Tagged: Geek

AMD Athlon 0

August 9, 1999: AMD Athlon Processor Introduced

AMD introduces a new brand name to compete with Intel in 1999. The Athlon processor replaces the K7 and adds 3DNow! Technology. The processor was introduced with speeds of 500 MHz to 650 MHz. The prices went from $249 to $849. The Palm VIIx was $449 and the Vx was $399. Full Day in Tech History podcast show notes for August 8 Netscape goes Public URL Shortner Tr.im announces they are closing (to only find they would come back online 2 days later) Podcast: Play in new window | Download

Play
$1,000 Ruby iPhone app 0

August 8, 2008: $1000 Apple iPhone Application

Apple has always controlled it’s products – The Application store is no different.
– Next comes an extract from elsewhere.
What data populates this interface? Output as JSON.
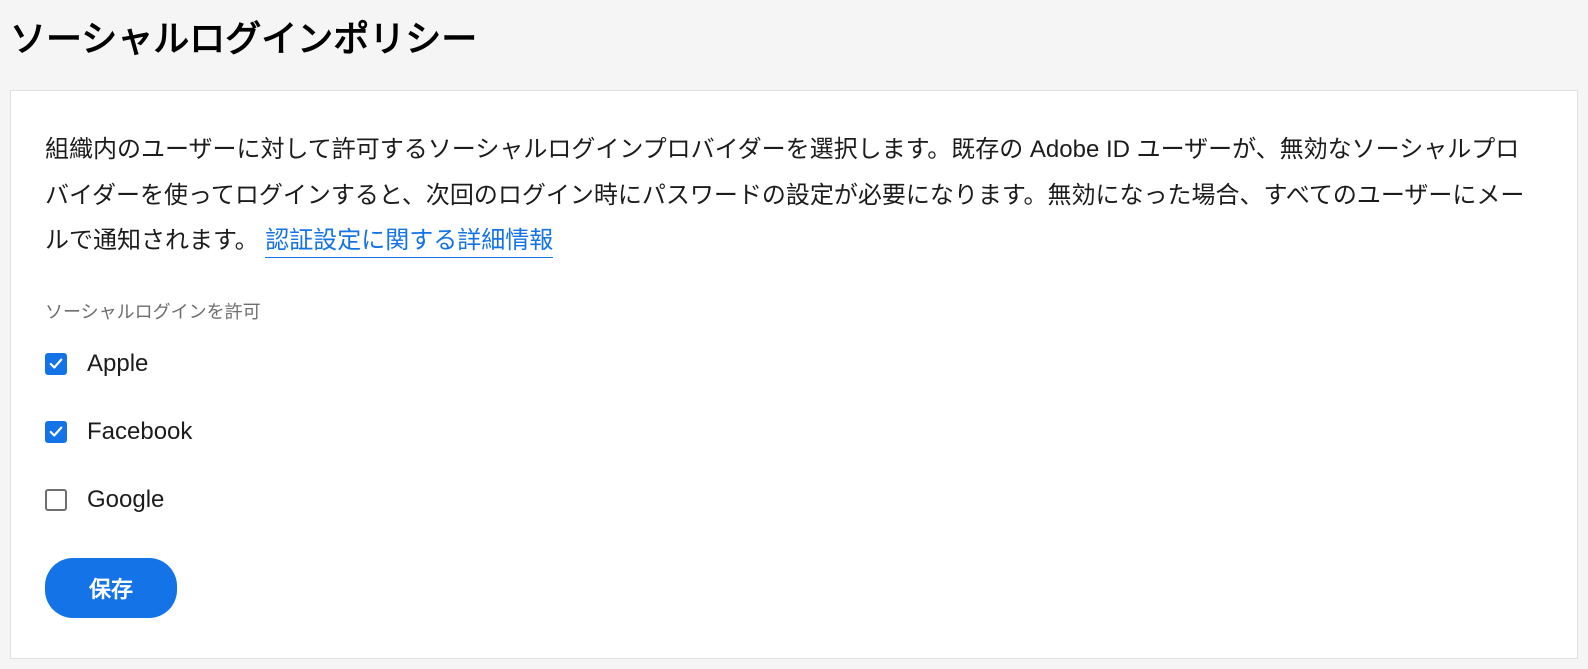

This might be a great case why. An application was put into the store – Called the $1000 app. It did cost $1000, which means after Apple’s 30%, the developer received $700 per purchase. The application simply showed a ruby.Apple took the app down quick, but not after the application was purchased 8 times. Keep in mind there ARE applications that cost upwards to $1,000. I highlighted them in this iPad365 episode. Full Day in Tech History podcast show notes for August 8 Microsoft Office is introduced Intel announces Pentium...

Play
Mighty Mouse 0

August 2, 2005: Apple Mighty Mouse Release, Controversy

The Apple Mighty Mouse was first released in 2005. It was the first mouse since Apple Lisa that had multi-button functionality. A $49 price tag made it a real addition to your machine.However, this mouse was not without controversy. Another company – Called “Man and Machine” – created a mouse for the medical field. It was also given a trademark for the Mighty Mouse name a year before Apple. Yet Apple still received a Trademark for the mouse. Now some may say “What about the mouse that saves the day”. According to trademark laws, their trademark was for a cartoon...

Play
Atari 0

July 30, 1996: Atari, JTS Merger Approved

In a four minute meeting, the stockholders voted 42 million to 11 thousand in favor to the merge Atari and JTS in 1996. Because of the decision, Sam Tramiel picks up the severance checks, but agrees to stay in office while the company transitions. JTS held the Atari name until March 1998 when Hasbro bought the brand for 5 million dollars. Full Day in Tech History podcast show notes for July 30 The Lisa Project starts The PowerPC alliance Time Warner joins the WiMAX revolution Podcast: Play in new window | Download

Play
First Fingerprint Used 0

July 28, 1858: Fingerprinting is First Used

Sir William James Herschel was using it for more of a signature than anything in 1858 as he was requiring palm prints from people he met. After collecting several prints, though, he started realizing there were unique identifiers that could be used in identifying a person. The Palm prints would eventually change to fingerprints for Forensics to use. Full Day in Tech History podcast show notes for July 28 Apple invests in Samsung for LCD technology Sprint acquires Virgin Mobile and the Boost Mobile brand Dell Workstation 400 is announced Podcast: Play in new window | Download

Play
Napster 0

July 26, 2012: Google Fiber Launched,2000: Napster Injunction Issued

2012 – Google ran a contest for people to tell them why they should have fiber installed in their city. After millions of entries and a lot of interesting videos trying to convince the judges, Google decided that Kansas City KS would be the first fiber city. On this same day, Google also showed off Fiber TV service. 2000 – The Recording Industry Association of America was after Napster ever since the site came on-line. It was the promotion of illegally searching and downloading music and sometimes video. in 2000, Judge Marilyn Hall Patel issued a preliminary injunction against Napster, ordering the...

Play
Doom Unofficially Released 0

July 25, 2005: Violent Video Games Law

The sale of Video Games began to really heat up in 2005 as Illinois Governer Rod Blagojevich signs a bill into law restricting the sale of violent video games to minors. You could be fined up to $1,000 for selling games with adult ratings. Immediately, video game groups sued, claiming the law is a restriction on free speech.The law would be deemed unconstitutional and repealed by US District Judge Matthew Kennelly. Full Day in Tech History podcast show notes for July 25 Ericsson purchases Nortel‘s CDMA and LTE assets Sinclair Radionics is founded Duck Dodgers and the 24 1/2 Century is first...

Play
John Scopes 0

July 21, 1925: John Scopes Found Guilty on Teaching Evolution

John Scopes was an activist and a teacher. In what was called the “Scopes Monkey Trial“, John was charged on May 5th, 1925 of teaching evolution in his Tennessee classroom. On July 21 he was found guilty and fined $100. The central argument in the case was the Butler Act, prohibiting that human evolution, or any Biblical account of origin could be taught.Scopes verdict was overturned, but only because of a technicality. The Judge fined Scopes and not a jury. The Butler Act was repealed in 1967. Full Day in Tech History podcast show notes for July 21 Xerox leaves the computer market...

Play